* Your task
Should any entry seem unclear, still set it down exactly as given, along with all the others.

Data about app and page elements
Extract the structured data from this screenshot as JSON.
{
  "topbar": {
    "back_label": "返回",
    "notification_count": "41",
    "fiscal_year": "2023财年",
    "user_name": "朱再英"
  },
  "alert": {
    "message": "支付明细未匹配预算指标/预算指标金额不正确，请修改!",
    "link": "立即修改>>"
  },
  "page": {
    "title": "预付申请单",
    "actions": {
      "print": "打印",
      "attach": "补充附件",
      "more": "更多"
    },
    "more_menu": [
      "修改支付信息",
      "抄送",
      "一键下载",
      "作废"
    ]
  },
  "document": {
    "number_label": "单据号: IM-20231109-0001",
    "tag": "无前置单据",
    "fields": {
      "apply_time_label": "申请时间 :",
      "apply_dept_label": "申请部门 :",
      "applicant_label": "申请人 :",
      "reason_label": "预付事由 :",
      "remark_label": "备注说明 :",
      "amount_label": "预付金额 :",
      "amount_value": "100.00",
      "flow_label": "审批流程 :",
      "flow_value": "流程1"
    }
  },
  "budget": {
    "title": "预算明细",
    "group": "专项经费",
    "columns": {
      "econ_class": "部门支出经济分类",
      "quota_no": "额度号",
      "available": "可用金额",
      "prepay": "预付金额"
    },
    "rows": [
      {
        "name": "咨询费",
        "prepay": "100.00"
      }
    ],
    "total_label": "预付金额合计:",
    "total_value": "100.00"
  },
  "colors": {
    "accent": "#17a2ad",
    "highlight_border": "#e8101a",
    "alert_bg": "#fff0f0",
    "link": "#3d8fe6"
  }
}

* Task solution
Extract the structured data from this screenshot as JSON.
{
  "topbar": {
    "back_label": "返回",
    "notification_count": "41",
    "fiscal_year": "2023财年",
    "user_name": "朱再英"
  },
  "alert": {
    "message": "支付明细未匹配预算指标/预算指标金额不正确，请修改!",
    "link": "立即修改>>"
  },
  "page": {
    "title": "预付申请单",
    "actions": {
      "print": "打印",
      "attach": "补充附件",
      "more": "更多"
    },
    "more_menu": [
      "修改支付信息",
      "抄送",
      "一键下载",
      "作废"
    ]
  },
  "document": {
    "number_label": "单据号: IM-20231109-0001",
    "tag": "无前置单据",
    "fields": {
      "apply_time_label": "申请时间 :",
      "apply_dept_label": "申请部门 :",
      "applicant_label": "申请人 :",
      "reason_label": "预付事由 :",
      "remark_label": "备注说明 :",
      "amount_label": "预付金额 :",
      "amount_value": "100.00",
      "flow_label": "审批流程 :",
      "flow_value": "流程1"
    }
  },
  "budget": {
    "title": "预算明细",
    "group": "专项经费",
    "columns": {
      "econ_class": "部门支出经济分类",
      "quota_no": "额度号",
      "available": "可用金额",
      "prepay": "预付金额"
    },
    "rows": [
      {
        "name": "咨询费",
        "prepay": "100.00"
      }
    ],
    "total_label": "预付金额合计:",
    "total_value": "100.00"
  },
  "colors": {
    "accent": "#17a2ad",
    "highlight_border": "#e8101a",
    "alert_bg": "#fff0f0",
    "link": "#3d8fe6"
  }
}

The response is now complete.